Thirteen Turkish soldiers and seven Kurdish resistance fighters were killed in Turkish-occupied northern Kurdistan on Thursday in what Ankara is calling the deadliest attack on troops in the troubled region for three years.
The incident near the town of Silvan, in Diyarbakir province, also left seven soldiers wounded, two of them seriously, according to provincial governor Mustafa Toprak.
The attack took place during a military operation in the mountainous region known to be a stronghold of the rebel Kurdistan Workers’ Party (PKK). According to the local sources who described the action as a rebel ambush, the gunfire continued into Thursday evening.
Ankara sent reinforcements by helicopters to rescue Turkish soldiers, intensifying the fierce clashes with indiscriminate force that sparked a fire in a nearby forest.
The United States officially denounced the attack, which took place as Secretary of State Hillary Clinton was en route to Turkey.
“The United States condemns in the strongest terms” the killings of Turkish soldiers, State Department spokesman Mark Toner told reporters in Washington.
After arriving late Thursday evening, Clinton said she was “deeply saddened” by the deaths of the Turkish soldiers.
“We stand with Turkey in its fight against the PKK, a designated terrorist organization which has claimed tens of thousands of Turkish lives,” she said in a statement.
“We support Turkey in its fight against terror and we will continue to work with the government of Turkey to combat terrorism in all its forms.

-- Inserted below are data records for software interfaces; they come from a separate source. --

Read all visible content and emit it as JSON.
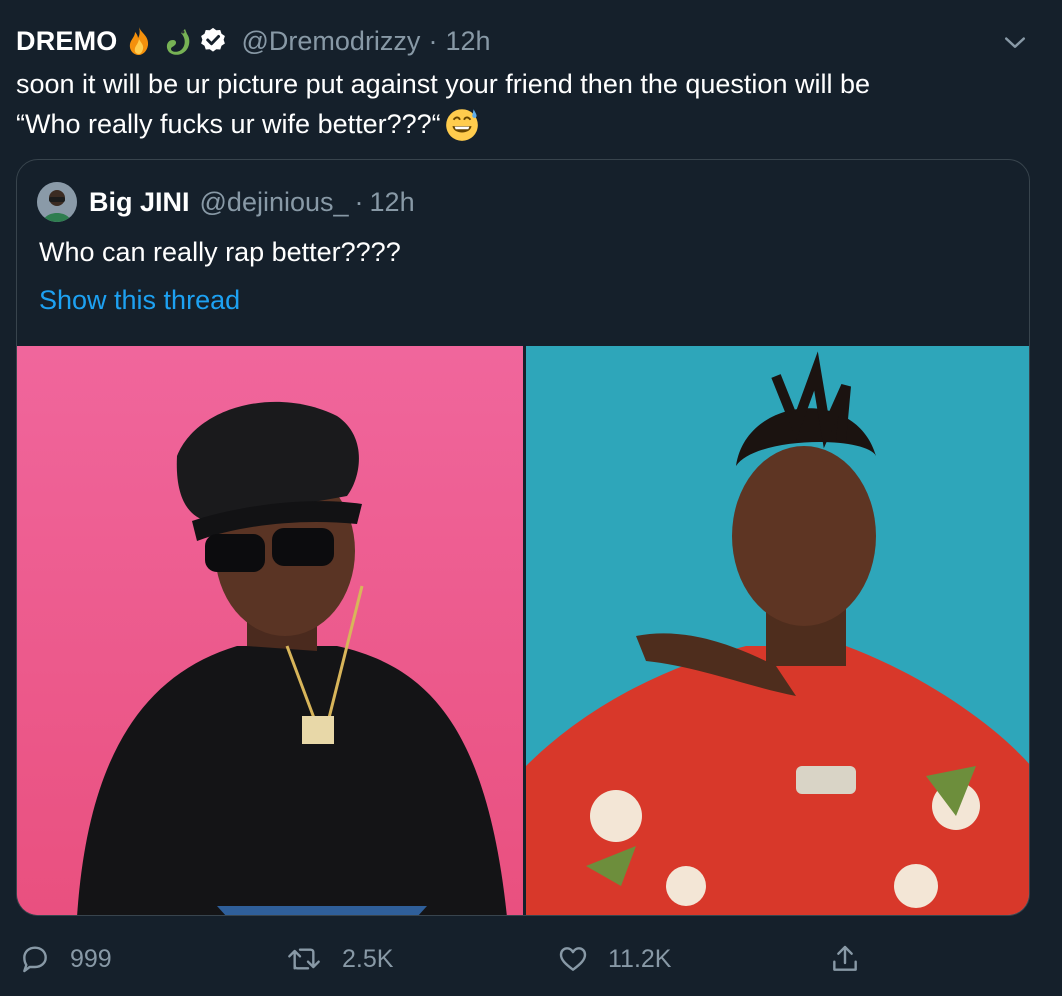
{
  "tweet": {
    "author": {
      "name": "DREMO",
      "emojis": [
        "fire-emoji",
        "dragon-emoji"
      ],
      "verified": true,
      "handle": "@Dremodrizzy",
      "separator": "·",
      "time": "12h"
    },
    "text_line1": "soon it will be ur picture put against your friend then the question will be",
    "text_line2": "“Who really fucks ur wife better???“",
    "text_emoji": "grinning-sweat-emoji"
  },
  "quote": {
    "author": {
      "name": "Big JINI",
      "handle": "@dejinious_",
      "separator": "·",
      "time": "12h"
    },
    "text": "Who can really rap better????",
    "thread_link": "Show this thread",
    "media": [
      {
        "alt_icon": "photo-left",
        "background": "#ef5b92"
      },
      {
        "alt_icon": "photo-right",
        "background": "#2fa2b6"
      }
    ]
  },
  "actions": {
    "reply_count": "999",
    "retweet_count": "2.5K",
    "like_count": "11.2K"
  },
  "colors": {
    "background": "#15202b",
    "muted": "#8899a6",
    "link": "#1da1f2",
    "border": "#38444d"
  }
}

I will be meeting with Turkey’s leaders over the next two days in Istanbul where I will personally convey to them our commitment to close cooperation.”

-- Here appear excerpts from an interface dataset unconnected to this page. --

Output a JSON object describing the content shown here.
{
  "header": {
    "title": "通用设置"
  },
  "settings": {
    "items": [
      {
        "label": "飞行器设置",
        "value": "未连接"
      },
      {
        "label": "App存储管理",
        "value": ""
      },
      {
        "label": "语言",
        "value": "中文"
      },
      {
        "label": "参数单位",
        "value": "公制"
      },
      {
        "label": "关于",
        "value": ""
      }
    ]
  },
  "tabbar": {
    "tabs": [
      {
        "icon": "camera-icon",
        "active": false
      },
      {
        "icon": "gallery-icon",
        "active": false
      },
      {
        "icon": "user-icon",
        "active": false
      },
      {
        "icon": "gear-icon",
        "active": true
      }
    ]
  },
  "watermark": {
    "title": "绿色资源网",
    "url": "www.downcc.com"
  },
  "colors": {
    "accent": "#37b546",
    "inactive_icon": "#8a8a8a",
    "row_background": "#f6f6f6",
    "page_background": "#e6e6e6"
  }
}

According to the Anatolia new agency, Prime Minister Recep Tayyip Erdogan canceled his engagements in Istanbul to convene an emergency meeting with the country’s top security chiefs, including military commanders and Interior Minister Besir Atalay.

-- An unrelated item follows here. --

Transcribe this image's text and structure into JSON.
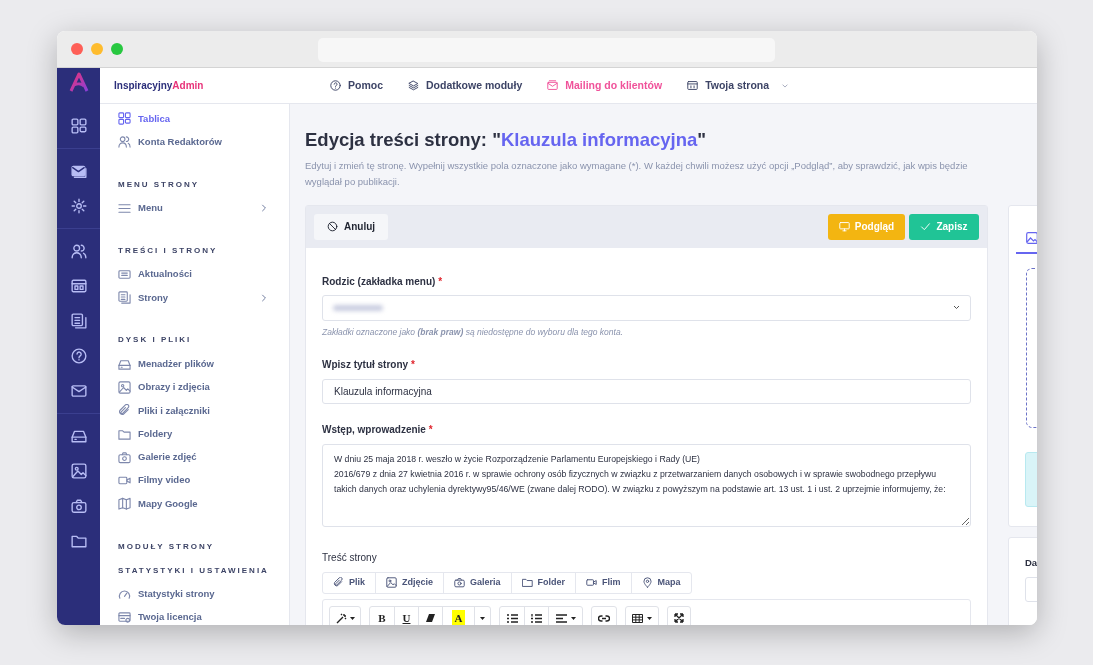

After that meeting, which reportedly lasted 45 minutes, Erdogan issued a statement stressing Ankara’s determination to crush Kurdish resistance groups.
“The objective of the forces behind this attack are clear,” he said. “Turkey has the forces and the determination to overcome the terrorism issue.”
In Turkey’s parliament, Assembly President Cemil Cicek reacted angrily to the latest rebel action, calling on Kurdish political figures to cooperate with the regime against resistance groups.
“On the one side there is democracy, peace and freedom, but on the other blood, hate and barbarism,” he said in a statement released by Anatolia.
Selahattin Demirtas, head of the biggest pro-Kurdish political faction in Turkey, the BDP, offered his condolences for the dead but denounced the lack of will by the regime to grant basic rights to Kurds living under Turkish rule.
Pro-Kurdish activists have demanded an end to all discrimination in Turkish laws against ethnic Kurds, as well as Ankara’s recognition of the Kurds’ national identity in its constitution and of their language as a native language along with Turkish in Kurdish populated areas.
Political figures identified with the outlawed PKK have been at the forefront of fighting for these rights in recent years.
Thursday’s attack was the deadliest on the Turkish army since October 2008 when 17 occupation troops were killed in a daring rebel raid on an army base.
Last week a Turkish staff sergeant was killed and three soldiers wounded in clashes with the PKK in the eastern Pulumur area.
The PKK, listed as a terrorist group by Turkey, the US and much of the international community, took up arms to liberate their country from Turkish rule in 1984, sparking a conflict that has since claimed over 45,000 lives.
In late February, the PKK threatened to end a unilateral truce with Turkey, declared in August last year, while saying they would defend themselves “more effectively” against the military operations of the occupying regime.